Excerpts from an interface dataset
━━━━━━━━━━━━━━━━

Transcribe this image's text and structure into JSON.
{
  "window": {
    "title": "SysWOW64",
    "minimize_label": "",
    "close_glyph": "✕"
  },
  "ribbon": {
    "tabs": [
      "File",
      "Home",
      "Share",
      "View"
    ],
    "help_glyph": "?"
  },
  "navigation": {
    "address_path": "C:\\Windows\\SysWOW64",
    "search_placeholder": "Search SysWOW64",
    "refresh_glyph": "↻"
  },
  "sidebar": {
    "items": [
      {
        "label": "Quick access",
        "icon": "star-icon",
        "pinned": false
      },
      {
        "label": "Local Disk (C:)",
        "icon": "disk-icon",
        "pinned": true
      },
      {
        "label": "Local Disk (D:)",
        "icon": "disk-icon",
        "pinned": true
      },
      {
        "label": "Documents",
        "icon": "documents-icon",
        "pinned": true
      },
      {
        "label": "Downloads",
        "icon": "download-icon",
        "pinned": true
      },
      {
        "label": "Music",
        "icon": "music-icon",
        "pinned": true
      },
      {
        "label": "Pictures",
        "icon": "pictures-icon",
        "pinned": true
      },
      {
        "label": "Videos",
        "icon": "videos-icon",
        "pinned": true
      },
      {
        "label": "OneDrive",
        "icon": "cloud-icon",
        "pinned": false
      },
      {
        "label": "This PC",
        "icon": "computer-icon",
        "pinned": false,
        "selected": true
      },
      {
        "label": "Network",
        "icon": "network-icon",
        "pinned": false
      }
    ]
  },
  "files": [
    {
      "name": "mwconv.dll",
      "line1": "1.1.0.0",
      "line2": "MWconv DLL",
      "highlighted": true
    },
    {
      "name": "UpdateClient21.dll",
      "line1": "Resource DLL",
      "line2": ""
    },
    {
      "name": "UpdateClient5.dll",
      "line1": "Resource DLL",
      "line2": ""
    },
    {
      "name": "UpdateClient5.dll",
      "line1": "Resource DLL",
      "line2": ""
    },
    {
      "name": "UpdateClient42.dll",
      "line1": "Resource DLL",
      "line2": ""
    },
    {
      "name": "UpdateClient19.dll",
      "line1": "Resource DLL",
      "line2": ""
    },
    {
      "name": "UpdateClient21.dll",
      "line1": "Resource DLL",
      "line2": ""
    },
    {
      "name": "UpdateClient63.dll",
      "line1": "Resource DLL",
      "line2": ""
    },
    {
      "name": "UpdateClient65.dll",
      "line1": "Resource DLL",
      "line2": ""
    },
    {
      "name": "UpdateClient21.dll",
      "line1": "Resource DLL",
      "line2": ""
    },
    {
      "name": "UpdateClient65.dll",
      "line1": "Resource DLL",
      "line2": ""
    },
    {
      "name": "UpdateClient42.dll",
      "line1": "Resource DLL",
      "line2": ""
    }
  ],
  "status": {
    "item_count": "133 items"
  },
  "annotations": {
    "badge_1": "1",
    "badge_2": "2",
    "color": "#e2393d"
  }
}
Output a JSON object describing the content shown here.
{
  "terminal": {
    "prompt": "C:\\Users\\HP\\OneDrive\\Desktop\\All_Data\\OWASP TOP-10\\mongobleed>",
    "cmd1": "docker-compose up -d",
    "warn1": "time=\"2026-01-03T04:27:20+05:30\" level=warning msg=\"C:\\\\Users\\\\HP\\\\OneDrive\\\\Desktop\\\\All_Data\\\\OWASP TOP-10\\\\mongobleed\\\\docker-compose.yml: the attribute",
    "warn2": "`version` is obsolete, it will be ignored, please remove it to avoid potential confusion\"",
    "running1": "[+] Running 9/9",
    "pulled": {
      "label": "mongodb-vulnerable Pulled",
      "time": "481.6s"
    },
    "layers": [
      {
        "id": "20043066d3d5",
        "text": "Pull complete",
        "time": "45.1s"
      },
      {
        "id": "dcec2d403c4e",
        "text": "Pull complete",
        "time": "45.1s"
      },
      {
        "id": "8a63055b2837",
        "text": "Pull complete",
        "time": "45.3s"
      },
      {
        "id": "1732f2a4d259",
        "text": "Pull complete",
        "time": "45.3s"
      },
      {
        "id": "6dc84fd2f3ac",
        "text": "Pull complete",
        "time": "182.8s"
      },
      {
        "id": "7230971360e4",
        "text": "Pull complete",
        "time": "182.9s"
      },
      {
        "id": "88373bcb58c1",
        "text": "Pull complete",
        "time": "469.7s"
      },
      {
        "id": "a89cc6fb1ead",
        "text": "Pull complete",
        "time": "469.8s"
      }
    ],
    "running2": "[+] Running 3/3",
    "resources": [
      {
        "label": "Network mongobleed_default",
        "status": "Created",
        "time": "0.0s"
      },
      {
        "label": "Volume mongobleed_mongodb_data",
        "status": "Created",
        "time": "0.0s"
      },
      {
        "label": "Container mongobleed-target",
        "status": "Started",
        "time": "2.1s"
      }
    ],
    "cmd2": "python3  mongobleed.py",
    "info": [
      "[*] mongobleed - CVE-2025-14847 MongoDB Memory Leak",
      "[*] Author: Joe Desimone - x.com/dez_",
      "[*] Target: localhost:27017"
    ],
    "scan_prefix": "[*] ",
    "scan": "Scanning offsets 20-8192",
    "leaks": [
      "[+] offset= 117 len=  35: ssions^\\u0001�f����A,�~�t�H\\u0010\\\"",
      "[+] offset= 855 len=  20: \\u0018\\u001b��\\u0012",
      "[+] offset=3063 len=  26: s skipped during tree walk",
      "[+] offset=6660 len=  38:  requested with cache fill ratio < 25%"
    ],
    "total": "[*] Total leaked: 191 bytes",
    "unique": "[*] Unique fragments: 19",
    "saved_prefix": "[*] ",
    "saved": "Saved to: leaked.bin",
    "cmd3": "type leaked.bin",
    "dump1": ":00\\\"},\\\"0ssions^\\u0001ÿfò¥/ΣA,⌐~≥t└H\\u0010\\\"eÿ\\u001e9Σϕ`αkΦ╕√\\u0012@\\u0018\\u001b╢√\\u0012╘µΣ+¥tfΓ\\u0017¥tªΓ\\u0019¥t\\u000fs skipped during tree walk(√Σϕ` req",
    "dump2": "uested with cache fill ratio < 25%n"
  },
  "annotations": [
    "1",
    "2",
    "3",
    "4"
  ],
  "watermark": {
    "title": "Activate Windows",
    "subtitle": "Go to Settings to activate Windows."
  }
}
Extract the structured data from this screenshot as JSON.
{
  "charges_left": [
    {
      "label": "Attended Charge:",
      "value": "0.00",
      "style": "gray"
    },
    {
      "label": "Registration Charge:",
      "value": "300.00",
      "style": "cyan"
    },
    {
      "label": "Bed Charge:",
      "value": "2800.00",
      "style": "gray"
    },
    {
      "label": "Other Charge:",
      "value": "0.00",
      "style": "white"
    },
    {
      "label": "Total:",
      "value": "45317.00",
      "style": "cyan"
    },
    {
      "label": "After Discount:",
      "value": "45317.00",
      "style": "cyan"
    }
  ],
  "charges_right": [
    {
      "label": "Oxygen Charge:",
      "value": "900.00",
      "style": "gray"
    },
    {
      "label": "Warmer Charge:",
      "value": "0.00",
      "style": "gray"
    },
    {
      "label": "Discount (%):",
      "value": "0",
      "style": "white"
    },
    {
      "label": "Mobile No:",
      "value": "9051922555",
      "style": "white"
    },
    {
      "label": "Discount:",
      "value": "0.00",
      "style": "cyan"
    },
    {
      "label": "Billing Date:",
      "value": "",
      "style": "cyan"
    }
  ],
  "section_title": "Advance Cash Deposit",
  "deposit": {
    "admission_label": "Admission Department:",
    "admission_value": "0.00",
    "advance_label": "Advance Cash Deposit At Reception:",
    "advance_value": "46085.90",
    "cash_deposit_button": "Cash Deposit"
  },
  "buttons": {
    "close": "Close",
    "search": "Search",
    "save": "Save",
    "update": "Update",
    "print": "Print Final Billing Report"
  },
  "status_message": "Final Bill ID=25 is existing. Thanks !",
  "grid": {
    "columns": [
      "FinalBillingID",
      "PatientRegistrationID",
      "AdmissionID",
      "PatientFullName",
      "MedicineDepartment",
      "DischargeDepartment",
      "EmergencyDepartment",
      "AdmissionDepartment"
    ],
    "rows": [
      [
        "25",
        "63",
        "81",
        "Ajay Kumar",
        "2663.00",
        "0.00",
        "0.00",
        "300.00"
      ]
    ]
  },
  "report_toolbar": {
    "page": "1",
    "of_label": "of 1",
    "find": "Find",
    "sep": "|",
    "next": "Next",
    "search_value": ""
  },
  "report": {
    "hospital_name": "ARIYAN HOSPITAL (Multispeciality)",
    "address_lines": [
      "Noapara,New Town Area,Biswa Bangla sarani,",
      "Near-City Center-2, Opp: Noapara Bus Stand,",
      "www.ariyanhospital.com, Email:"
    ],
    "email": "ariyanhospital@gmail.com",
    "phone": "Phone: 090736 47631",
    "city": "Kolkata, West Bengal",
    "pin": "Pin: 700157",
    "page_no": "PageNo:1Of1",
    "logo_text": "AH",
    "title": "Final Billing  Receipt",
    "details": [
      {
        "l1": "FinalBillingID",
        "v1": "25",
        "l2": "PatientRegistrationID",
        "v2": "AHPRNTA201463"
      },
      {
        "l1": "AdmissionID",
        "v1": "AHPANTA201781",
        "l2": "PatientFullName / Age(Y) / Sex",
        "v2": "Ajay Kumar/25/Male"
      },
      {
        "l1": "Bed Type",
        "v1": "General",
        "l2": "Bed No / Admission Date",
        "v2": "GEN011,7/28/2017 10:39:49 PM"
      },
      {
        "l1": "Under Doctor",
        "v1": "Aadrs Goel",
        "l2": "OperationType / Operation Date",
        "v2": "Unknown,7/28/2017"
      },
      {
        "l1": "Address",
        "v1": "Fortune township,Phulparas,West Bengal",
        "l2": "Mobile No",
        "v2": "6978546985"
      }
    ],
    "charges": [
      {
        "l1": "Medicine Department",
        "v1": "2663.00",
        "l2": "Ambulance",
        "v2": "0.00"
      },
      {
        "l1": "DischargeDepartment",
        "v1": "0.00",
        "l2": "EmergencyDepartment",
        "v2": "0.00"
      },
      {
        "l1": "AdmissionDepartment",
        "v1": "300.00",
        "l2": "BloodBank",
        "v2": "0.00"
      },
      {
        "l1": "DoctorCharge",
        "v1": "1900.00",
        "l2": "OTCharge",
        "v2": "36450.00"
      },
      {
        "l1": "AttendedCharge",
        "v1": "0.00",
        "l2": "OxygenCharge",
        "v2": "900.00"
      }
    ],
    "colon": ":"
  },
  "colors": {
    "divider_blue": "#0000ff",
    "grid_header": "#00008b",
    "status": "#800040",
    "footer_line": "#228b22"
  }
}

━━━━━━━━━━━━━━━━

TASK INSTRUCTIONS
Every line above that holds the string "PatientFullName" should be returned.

EXPECTED OUTPUT
      "PatientFullName",
        "l2": "PatientFullName / Age(Y) / Sex",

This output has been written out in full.